We found that the mean weight and the percentage of children with obesity were lower among those who participated in the follow-up than those who did not. A higher percentage of obese than non-obese children did not participate in the follow-up examination 12 months after baseline; therefore, follow-up of obese children was insufficient. However, there were no significant differences in POW, age, or serum parameters between these 2 groups. Thus, we considered that follow-up and non-follow-up children were similar with respect to these parameters.

The presence of low-grade chronic inflammation can be evaluated by analyzing the course of serum hs-CRP levels. At the same time point, the odds ratio of log CRP for obesity was higher than that of LDL-C/HDL-C and log TG. In addition, after 12 months, the odds ratio of log CRP for obesity was the highest of all serum parameters. Abnormal serum lipids and low-grade inflammation were observed at baseline in our obese school children, and this progression of abnormal metabolism greatly concerned us. In school children, in Quebec, aged 9, 14, and 16 years, an increased CRP concentration was found to be independently associated with the worsening of the lipid profile (high TG and low HDL-C concentrations) [36]. Low-grade inflammation of the vascular tunica intima was present in obese school children at baseline, suggesting that metabolic abnormalities in obese children are more detectable based on hs-CRP than those on serum lipids.

In the present study, we observed that indicators of lipid metabolism and hs-CRP levels in school children were significantly associated with obesity at baseline and after 12 months of blood sampling. These data establish that in children, hs-CRP is a better predictor of obesity 12 months later than is LDL-C/HDL-C, which has been widely used as a predictor of cardiovascular disease in all populations [2224].

Our study has several limitations. First, TG levels are influenced by food intake before the test [37]. We collected blood samples without fasting. TG was included in the parameters because >2 h had passed from breakfast time, as estimated from the start time of school, but the possibility of an influence by breakfast remains. Logistic regression analysis excluding TG from explanatory variables was performed, but similar results were obtained. Second, while the consent rate was high (75.4 %), not all children could be followed up 12 months after the baseline measurements, and the percentage of obese children was higher among non-follow-up than follow-up participants. Moreover, data was only collected at 12 months after the baseline date.
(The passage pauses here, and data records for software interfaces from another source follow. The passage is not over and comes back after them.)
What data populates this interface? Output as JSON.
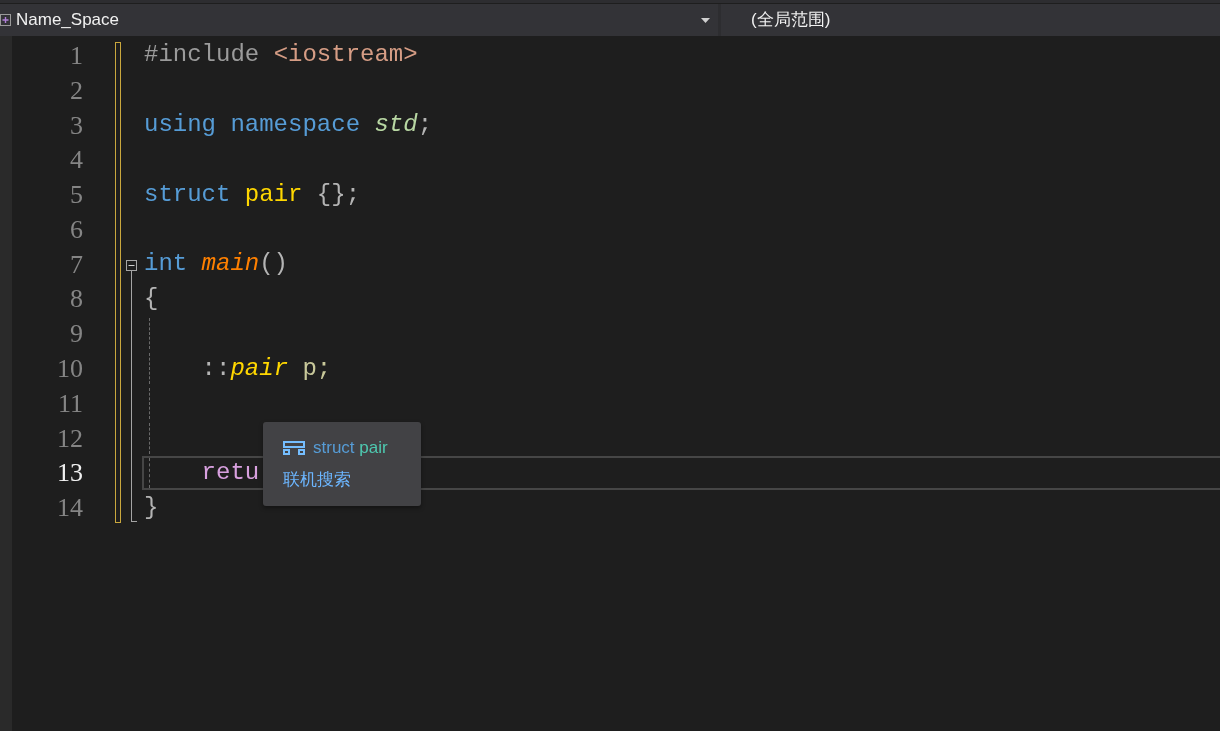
{
  "navigation_bar": {
    "project_dropdown": {
      "value": "Name_Space"
    },
    "scope_dropdown": {
      "value": "(全局范围)"
    }
  },
  "editor": {
    "lines": [
      {
        "number": "1",
        "modified": true,
        "selected": false,
        "kind": "plain",
        "tokens": [
          {
            "text": "#include ",
            "kind": "preprocessor"
          },
          {
            "text": "<iostream>",
            "kind": "string"
          }
        ]
      },
      {
        "number": "2",
        "modified": true,
        "selected": false,
        "kind": "plain"
      },
      {
        "number": "3",
        "modified": true,
        "selected": false,
        "kind": "plain",
        "tokens": [
          {
            "text": "using namespace ",
            "kind": "keyword"
          },
          {
            "text": "std",
            "kind": "namespace"
          },
          {
            "text": ";",
            "kind": "punctuation"
          }
        ]
      },
      {
        "number": "4",
        "modified": true,
        "selected": false,
        "kind": "plain"
      },
      {
        "number": "5",
        "modified": true,
        "selected": false,
        "kind": "plain",
        "tokens": [
          {
            "text": "struct ",
            "kind": "keyword"
          },
          {
            "text": "pair ",
            "kind": "type"
          },
          {
            "text": "{};",
            "kind": "punctuation"
          }
        ]
      },
      {
        "number": "6",
        "modified": true,
        "selected": false,
        "kind": "plain"
      },
      {
        "number": "7",
        "modified": true,
        "selected": false,
        "kind": "header",
        "expanded": true,
        "tokens": [
          {
            "text": "int ",
            "kind": "keyword"
          },
          {
            "text": "main",
            "kind": "function"
          },
          {
            "text": "()",
            "kind": "punctuation"
          }
        ]
      },
      {
        "number": "8",
        "modified": true,
        "selected": false,
        "kind": "body",
        "tokens": [
          {
            "text": "{",
            "kind": "punctuation"
          }
        ]
      },
      {
        "number": "9",
        "modified": true,
        "selected": false,
        "kind": "body",
        "guide": true
      },
      {
        "number": "10",
        "modified": true,
        "selected": false,
        "kind": "body",
        "guide": true,
        "tokens": [
          {
            "text": "    ::",
            "kind": "punctuation"
          },
          {
            "text": "pair",
            "kind": "type-italic"
          },
          {
            "text": " p;",
            "kind": "variable"
          }
        ]
      },
      {
        "number": "11",
        "modified": true,
        "selected": false,
        "kind": "body",
        "guide": true
      },
      {
        "number": "12",
        "modified": true,
        "selected": false,
        "kind": "body",
        "guide": true
      },
      {
        "number": "13",
        "modified": true,
        "selected": true,
        "kind": "body",
        "guide": true,
        "tokens": [
          {
            "text": "    retu",
            "kind": "control"
          }
        ]
      },
      {
        "number": "14",
        "modified": true,
        "selected": false,
        "kind": "footer",
        "tokens": [
          {
            "text": "}",
            "kind": "punctuation"
          }
        ]
      }
    ]
  },
  "quick_info": {
    "items": [
      {
        "kind": "symbol",
        "tokens": [
          {
            "text": "struct",
            "kind": "keyword"
          },
          {
            "text": "pair",
            "kind": "class"
          }
        ]
      },
      {
        "kind": "link",
        "text": "联机搜索"
      }
    ]
  }
}
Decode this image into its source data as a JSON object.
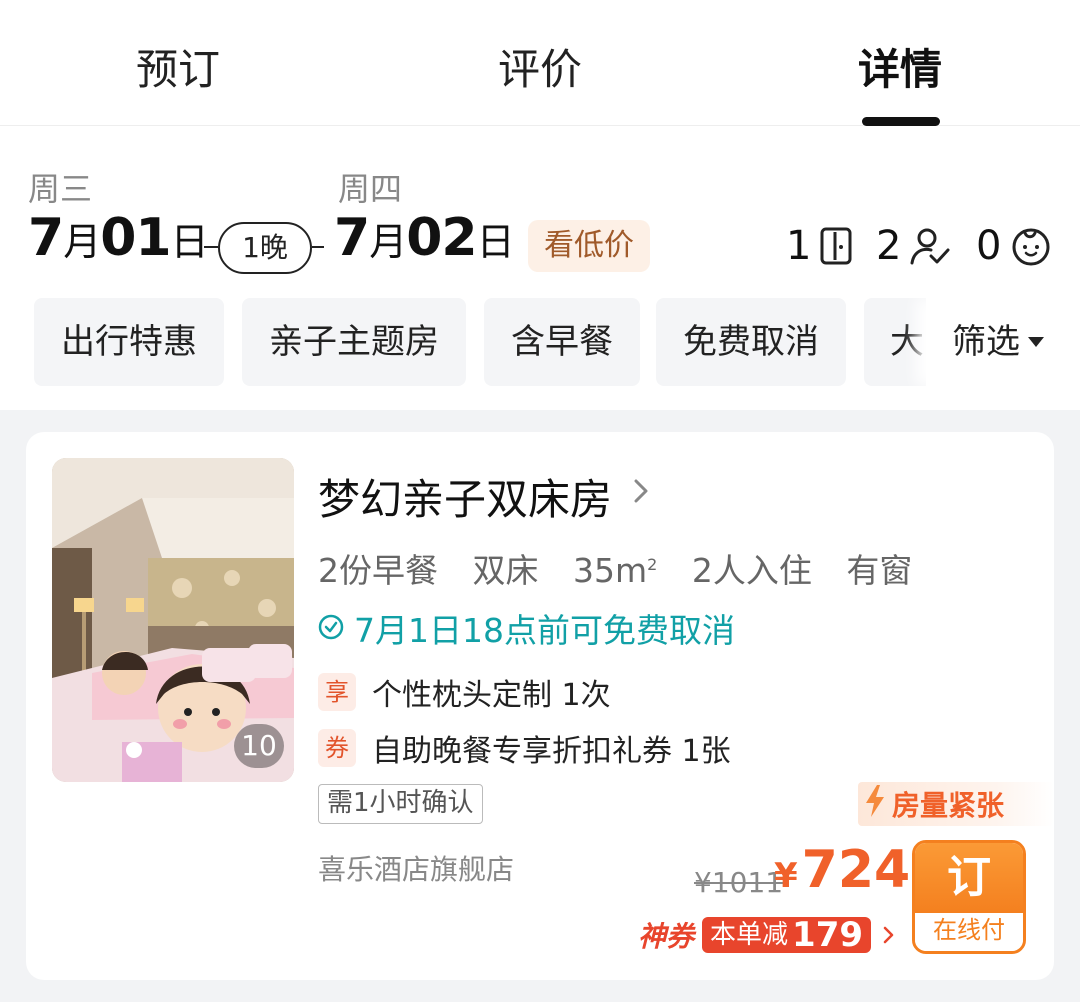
{
  "tabs": [
    {
      "label": "预订",
      "active": false
    },
    {
      "label": "评价",
      "active": false
    },
    {
      "label": "详情",
      "active": true
    }
  ],
  "stay": {
    "checkin_weekday": "周三",
    "checkin_month": "7",
    "checkin_day": "01",
    "checkout_weekday": "周四",
    "checkout_month": "7",
    "checkout_day": "02",
    "month_unit": "月",
    "day_unit": "日",
    "nights_label": "1晚",
    "low_price_label": "看低价"
  },
  "occupancy": {
    "rooms": "1",
    "adults": "2",
    "children": "0",
    "rooms_icon": "door-icon",
    "adults_icon": "adult-icon",
    "children_icon": "child-icon"
  },
  "filters": {
    "chips": [
      "出行特惠",
      "亲子主题房",
      "含早餐",
      "免费取消",
      "大"
    ],
    "filter_label": "筛选"
  },
  "room": {
    "photo_count": "10",
    "title": "梦幻亲子双床房",
    "features": [
      "2份早餐",
      "双床",
      "35m",
      "2人入住",
      "有窗"
    ],
    "area_sup": "2",
    "cancel_policy": "7月1日18点前可免费取消",
    "perks": [
      {
        "tag": "享",
        "text": "个性枕头定制 1次"
      },
      {
        "tag": "券",
        "text": "自助晚餐专享折扣礼券 1张"
      }
    ],
    "confirm_label": "需1小时确认",
    "store": "喜乐酒店旗舰店",
    "urgency": "房量紧张",
    "original_price": "¥1011",
    "currency": "¥",
    "price": "724",
    "coupon_brand": "神券",
    "coupon_prefix": "本单减",
    "coupon_amount": "179",
    "book_label": "订",
    "pay_label": "在线付"
  },
  "colors": {
    "accent_orange": "#f0612a",
    "teal": "#11a0a6",
    "coupon_red": "#e8452c"
  }
}
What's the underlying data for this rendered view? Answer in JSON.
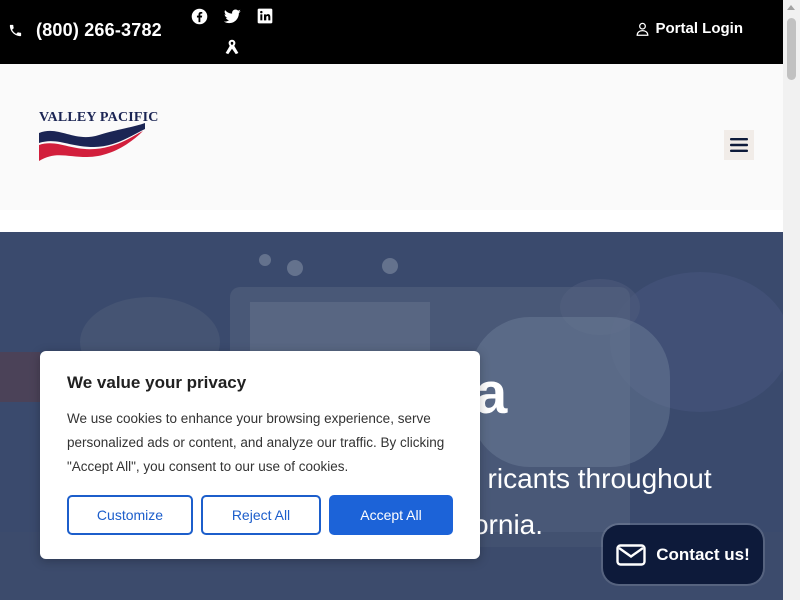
{
  "topbar": {
    "phone": "(800) 266-3782",
    "social_icons": [
      "facebook-icon",
      "twitter-icon",
      "linkedin-icon",
      "ribbon-icon"
    ],
    "portal_login": "Portal Login"
  },
  "header": {
    "logo_text": "VALLEY PACIFIC",
    "menu_icon": "hamburger-icon"
  },
  "hero": {
    "title": "ifornia",
    "text": "pplied high-quality, ricants throughout California."
  },
  "cookie": {
    "title": "We value your privacy",
    "text": "We use cookies to enhance your browsing experience, serve personalized ads or content, and analyze our traffic. By clicking \"Accept All\", you consent to our use of cookies.",
    "customize": "Customize",
    "reject": "Reject All",
    "accept": "Accept All"
  },
  "contact": {
    "label": "Contact us!",
    "icon": "envelope-icon"
  },
  "colors": {
    "topbar": "#000000",
    "primary_blue": "#1c63d8",
    "logo_navy": "#1b2554",
    "logo_red": "#d21f3c",
    "contact_bg": "#0d1a3a"
  }
}
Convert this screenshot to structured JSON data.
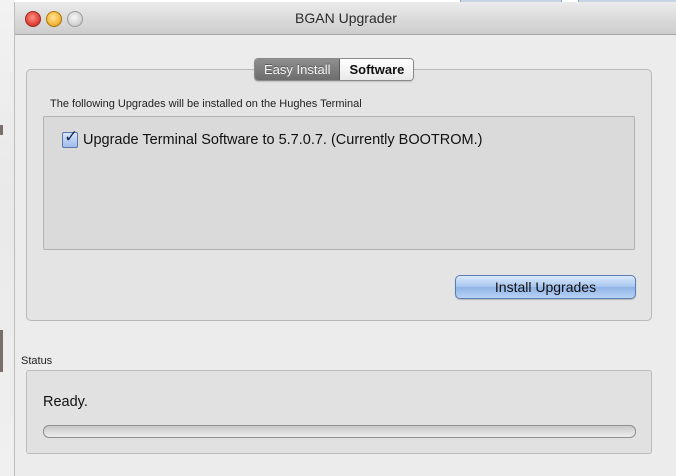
{
  "window": {
    "title": "BGAN Upgrader"
  },
  "tabs": [
    {
      "label": "Easy Install",
      "selected": true
    },
    {
      "label": "Software",
      "selected": false
    }
  ],
  "upgrades": {
    "description": "The following Upgrades will be installed on the Hughes Terminal",
    "items": [
      {
        "label": "Upgrade Terminal Software to 5.7.0.7. (Currently BOOTROM.)",
        "checked": true
      }
    ]
  },
  "buttons": {
    "install_label": "Install Upgrades"
  },
  "status": {
    "section_label": "Status",
    "text": "Ready.",
    "progress": 0
  },
  "colors": {
    "window_bg": "#ececec",
    "accent_button": "#a7c5ee",
    "segment_active": "#6d6d6d",
    "traffic_close": "#e0443a",
    "traffic_minimize": "#f4b73a",
    "traffic_zoom_disabled": "#cfcfcf"
  },
  "icons": {
    "close": "close-icon",
    "minimize": "minimize-icon",
    "zoom": "zoom-icon",
    "checkmark": "checkmark-icon"
  }
}
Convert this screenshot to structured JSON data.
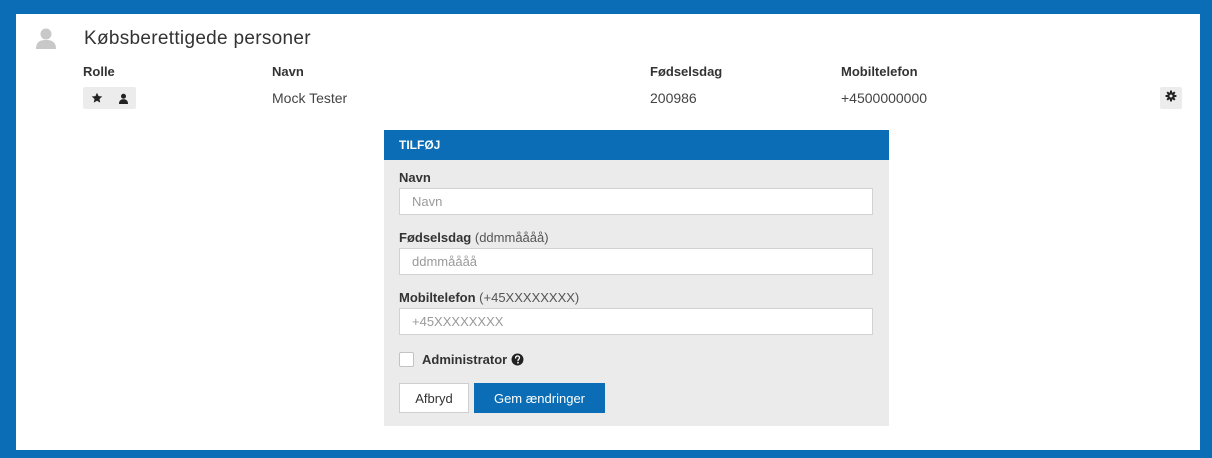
{
  "section": {
    "title": "Købsberettigede personer",
    "icon": "user-icon"
  },
  "table": {
    "headers": {
      "role": "Rolle",
      "name": "Navn",
      "birthday": "Fødselsdag",
      "mobile": "Mobiltelefon"
    },
    "rows": [
      {
        "role_icons": [
          "star-icon",
          "user-icon"
        ],
        "name": "Mock Tester",
        "birthday": "200986",
        "mobile": "+4500000000",
        "action_icon": "gear-icon"
      }
    ]
  },
  "add_form": {
    "title": "TILFØJ",
    "name_label": "Navn",
    "name_placeholder": "Navn",
    "name_value": "",
    "birthday_label": "Fødselsdag",
    "birthday_hint": "(ddmmåååå)",
    "birthday_placeholder": "ddmmåååå",
    "birthday_value": "",
    "mobile_label": "Mobiltelefon",
    "mobile_hint": "(+45XXXXXXXX)",
    "mobile_placeholder": "+45XXXXXXXX",
    "mobile_value": "",
    "admin_label": "Administrator",
    "admin_checked": false,
    "admin_help_icon": "question-circle-icon",
    "cancel_label": "Afbryd",
    "save_label": "Gem ændringer"
  },
  "colors": {
    "brand_blue": "#0a6db5",
    "form_background": "#ebebeb",
    "icon_grey": "#c8c8c8"
  }
}
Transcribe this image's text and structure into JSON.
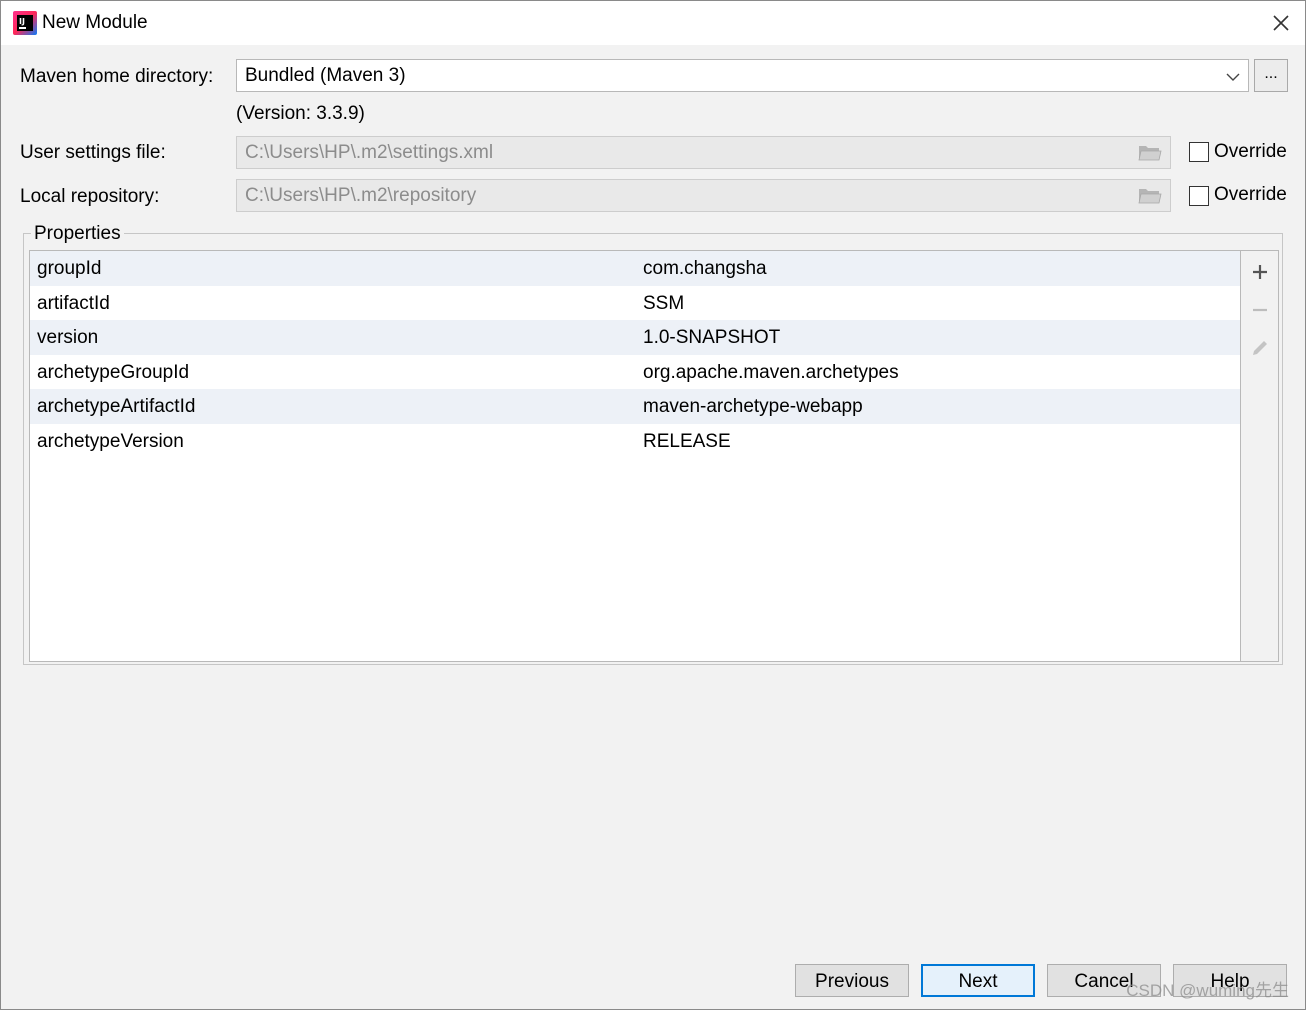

To investigate the feasibility of using hs-CRP to predict obesity in children, prolonged follow-up will be necessary.

In conclusion, high levels of TG, LDL-C/HDL-C, and hs-CRP increased the risk of obesity in school children. Hs-CRP was a better predictor of obesity 12 months later than was LDL-C/HDL-C.